WORK INSTRUCTIONS:
From the first line to the last, repeat the records exactly and skip the pictures.

AVAILABLE DATA:
===

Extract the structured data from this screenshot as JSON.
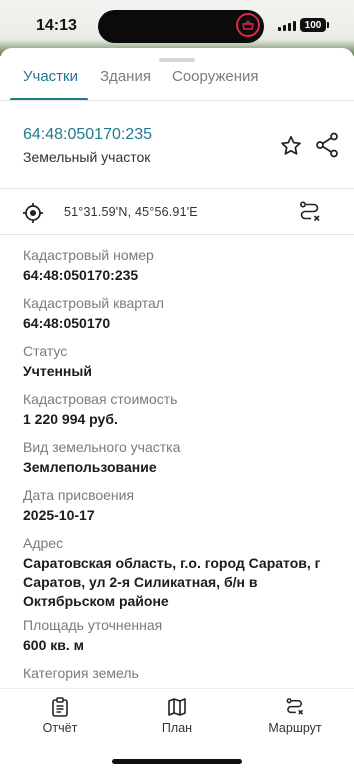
{
  "status_bar": {
    "time": "14:13",
    "battery": "100"
  },
  "tabs": [
    {
      "label": "Участки",
      "active": true
    },
    {
      "label": "Здания",
      "active": false
    },
    {
      "label": "Сооружения",
      "active": false
    }
  ],
  "parcel": {
    "id": "64:48:050170:235",
    "type": "Земельный участок"
  },
  "coordinates": "51°31.59'N, 45°56.91'E",
  "fields": [
    {
      "label": "Кадастровый номер",
      "value": "64:48:050170:235"
    },
    {
      "label": "Кадастровый квартал",
      "value": "64:48:050170"
    },
    {
      "label": "Статус",
      "value": "Учтенный"
    },
    {
      "label": "Кадастровая стоимость",
      "value": "1 220 994 руб."
    },
    {
      "label": "Вид земельного участка",
      "value": "Землепользование"
    },
    {
      "label": "Дата присвоения",
      "value": "2025-10-17"
    },
    {
      "label": "Адрес",
      "value": "Саратовская область, г.о. город Саратов, г Саратов, ул 2-я Силикатная, б/н в Октябрьском районе"
    },
    {
      "label": "Площадь уточненная",
      "value": "600 кв. м"
    },
    {
      "label": "Категория земель",
      "value": ""
    }
  ],
  "bottom_nav": [
    {
      "label": "Отчёт",
      "icon": "clipboard-icon"
    },
    {
      "label": "План",
      "icon": "map-icon"
    },
    {
      "label": "Маршрут",
      "icon": "route-icon"
    }
  ],
  "colors": {
    "accent": "#1f7a8c",
    "label_gray": "#7b7b7b",
    "record_indicator": "#e0264a"
  }
}
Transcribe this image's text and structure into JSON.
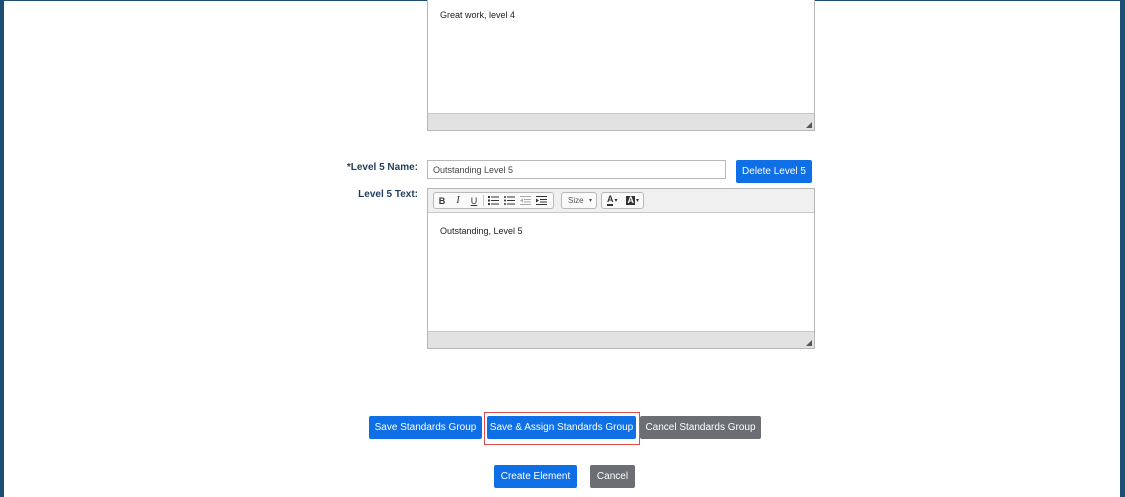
{
  "level4": {
    "text": "Great work, level 4"
  },
  "level5": {
    "name_label": "*Level 5 Name:",
    "name_value": "Outstanding Level 5",
    "delete_label": "Delete Level 5",
    "text_label": "Level 5 Text:",
    "text": "Outstanding, Level 5"
  },
  "toolbar": {
    "bold": "B",
    "italic": "I",
    "underline": "U",
    "size_label": "Size",
    "font_color": "A",
    "bg_color": "A"
  },
  "actions": {
    "save_group": "Save Standards Group",
    "save_assign": "Save & Assign Standards Group",
    "cancel_group": "Cancel Standards Group",
    "create_element": "Create Element",
    "cancel": "Cancel"
  },
  "colors": {
    "primary": "#0f6fe6",
    "secondary": "#6b6f73",
    "highlight": "#e14b4b",
    "frame": "#1e4e74"
  }
}
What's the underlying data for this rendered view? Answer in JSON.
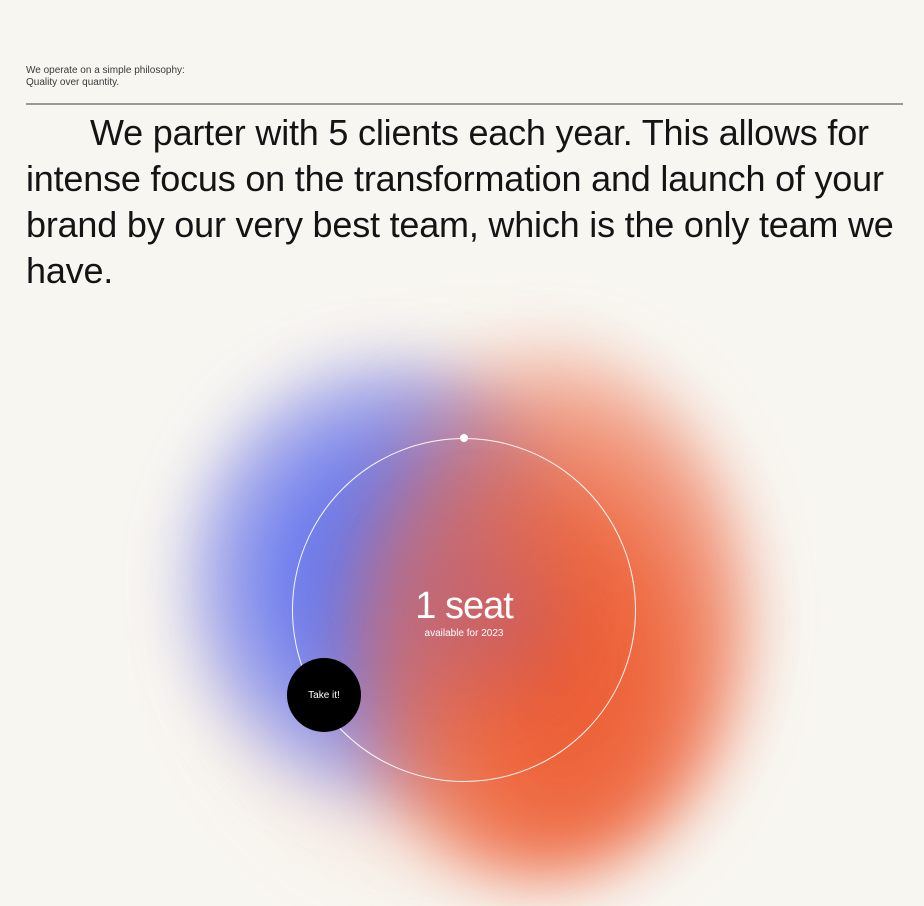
{
  "intro": {
    "line1": "We operate on a simple philosophy:",
    "line2": "Quality over quantity."
  },
  "statement": {
    "text": "We parter with 5 clients each year. This allows for intense focus on the transformation and launch of your brand by our very best team, which is the only team we have."
  },
  "offer": {
    "count": "1",
    "unit": "seat",
    "subtitle": "available for 2023",
    "cta_label": "Take it!"
  },
  "colors": {
    "background": "#f8f6f1",
    "blue": "#6478ee",
    "orange": "#ec5a30",
    "button": "#000000"
  }
}
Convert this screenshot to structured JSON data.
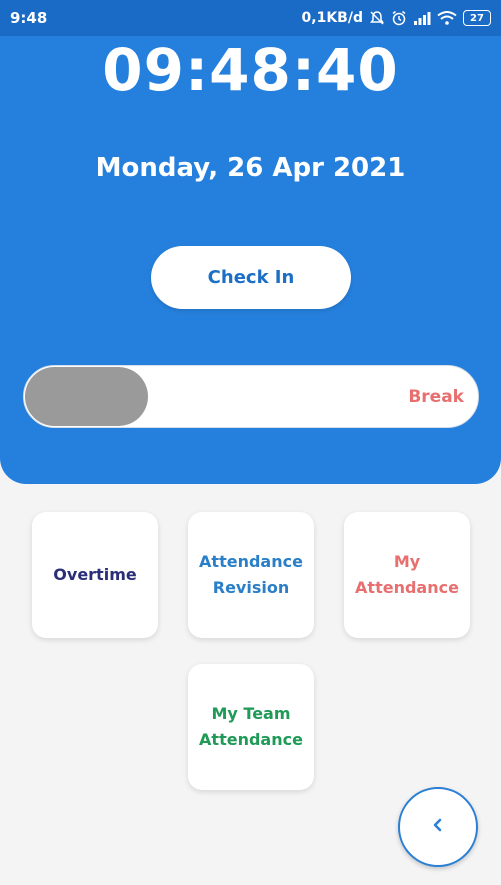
{
  "statusbar": {
    "time": "9:48",
    "net_speed": "0,1KB/d",
    "battery": "27"
  },
  "clock": {
    "time": "09:48:40",
    "date": "Monday, 26 Apr 2021"
  },
  "actions": {
    "check_in_label": "Check In",
    "break_label": "Break"
  },
  "menu": {
    "items": [
      {
        "label": "Overtime",
        "color": "#2b2f78"
      },
      {
        "label": "Attendance Revision",
        "color": "#2a7fc8"
      },
      {
        "label": "My Attendance",
        "color": "#e86f6f"
      },
      {
        "label": "My Team Attendance",
        "color": "#1f9a57"
      }
    ]
  },
  "fab": {
    "icon": "chevron-left-icon"
  },
  "colors": {
    "header": "#2580dd",
    "statusbar": "#1a6bc6",
    "knob": "#9a9a9a"
  }
}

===

TASK ANSWER:
Extract the structured data from this screenshot as JSON.
{
  "status_bar": {
    "time": "14:13",
    "battery": "100"
  },
  "tabs": [
    {
      "label": "Участки",
      "active": true
    },
    {
      "label": "Здания",
      "active": false
    },
    {
      "label": "Сооружения",
      "active": false
    }
  ],
  "parcel": {
    "id": "64:48:050170:235",
    "type": "Земельный участок"
  },
  "coordinates": "51°31.59'N, 45°56.91'E",
  "fields": [
    {
      "label": "Кадастровый номер",
      "value": "64:48:050170:235"
    },
    {
      "label": "Кадастровый квартал",
      "value": "64:48:050170"
    },
    {
      "label": "Статус",
      "value": "Учтенный"
    },
    {
      "label": "Кадастровая стоимость",
      "value": "1 220 994 руб."
    },
    {
      "label": "Вид земельного участка",
      "value": "Землепользование"
    },
    {
      "label": "Дата присвоения",
      "value": "2025-10-17"
    },
    {
      "label": "Адрес",
      "value": "Саратовская область, г.о. город Саратов, г Саратов, ул 2-я Силикатная, б/н в Октябрьском районе"
    },
    {
      "label": "Площадь уточненная",
      "value": "600 кв. м"
    },
    {
      "label": "Категория земель",
      "value": ""
    }
  ],
  "bottom_nav": [
    {
      "label": "Отчёт",
      "icon": "clipboard-icon"
    },
    {
      "label": "План",
      "icon": "map-icon"
    },
    {
      "label": "Маршрут",
      "icon": "route-icon"
    }
  ],
  "colors": {
    "accent": "#1f7a8c",
    "label_gray": "#7b7b7b",
    "record_indicator": "#e0264a"
  }
}
Transcribe this image's text and structure into JSON.
{
  "level4": {
    "text": "Great work, level 4"
  },
  "level5": {
    "name_label": "*Level 5 Name:",
    "name_value": "Outstanding Level 5",
    "delete_label": "Delete Level 5",
    "text_label": "Level 5 Text:",
    "text": "Outstanding, Level 5"
  },
  "toolbar": {
    "bold": "B",
    "italic": "I",
    "underline": "U",
    "size_label": "Size",
    "font_color": "A",
    "bg_color": "A"
  },
  "actions": {
    "save_group": "Save Standards Group",
    "save_assign": "Save & Assign Standards Group",
    "cancel_group": "Cancel Standards Group",
    "create_element": "Create Element",
    "cancel": "Cancel"
  },
  "colors": {
    "primary": "#0f6fe6",
    "secondary": "#6b6f73",
    "highlight": "#e14b4b",
    "frame": "#1e4e74"
  }
}
What's the underlying data for this rendered view? Answer in JSON.
{
  "intro": {
    "line1": "We operate on a simple philosophy:",
    "line2": "Quality over quantity."
  },
  "statement": {
    "text": "We parter with 5 clients each year. This allows for intense focus on the transformation and launch of your brand by our very best team, which is the only team we have."
  },
  "offer": {
    "count": "1",
    "unit": "seat",
    "subtitle": "available for 2023",
    "cta_label": "Take it!"
  },
  "colors": {
    "background": "#f8f6f1",
    "blue": "#6478ee",
    "orange": "#ec5a30",
    "button": "#000000"
  }
}
Convert this screenshot to structured JSON data.
{
  "statusbar": {
    "time": "9:48",
    "net_speed": "0,1KB/d",
    "battery": "27"
  },
  "clock": {
    "time": "09:48:40",
    "date": "Monday, 26 Apr 2021"
  },
  "actions": {
    "check_in_label": "Check In",
    "break_label": "Break"
  },
  "menu": {
    "items": [
      {
        "label": "Overtime",
        "color": "#2b2f78"
      },
      {
        "label": "Attendance Revision",
        "color": "#2a7fc8"
      },
      {
        "label": "My Attendance",
        "color": "#e86f6f"
      },
      {
        "label": "My Team Attendance",
        "color": "#1f9a57"
      }
    ]
  },
  "fab": {
    "icon": "chevron-left-icon"
  },
  "colors": {
    "header": "#2580dd",
    "statusbar": "#1a6bc6",
    "knob": "#9a9a9a"
  }
}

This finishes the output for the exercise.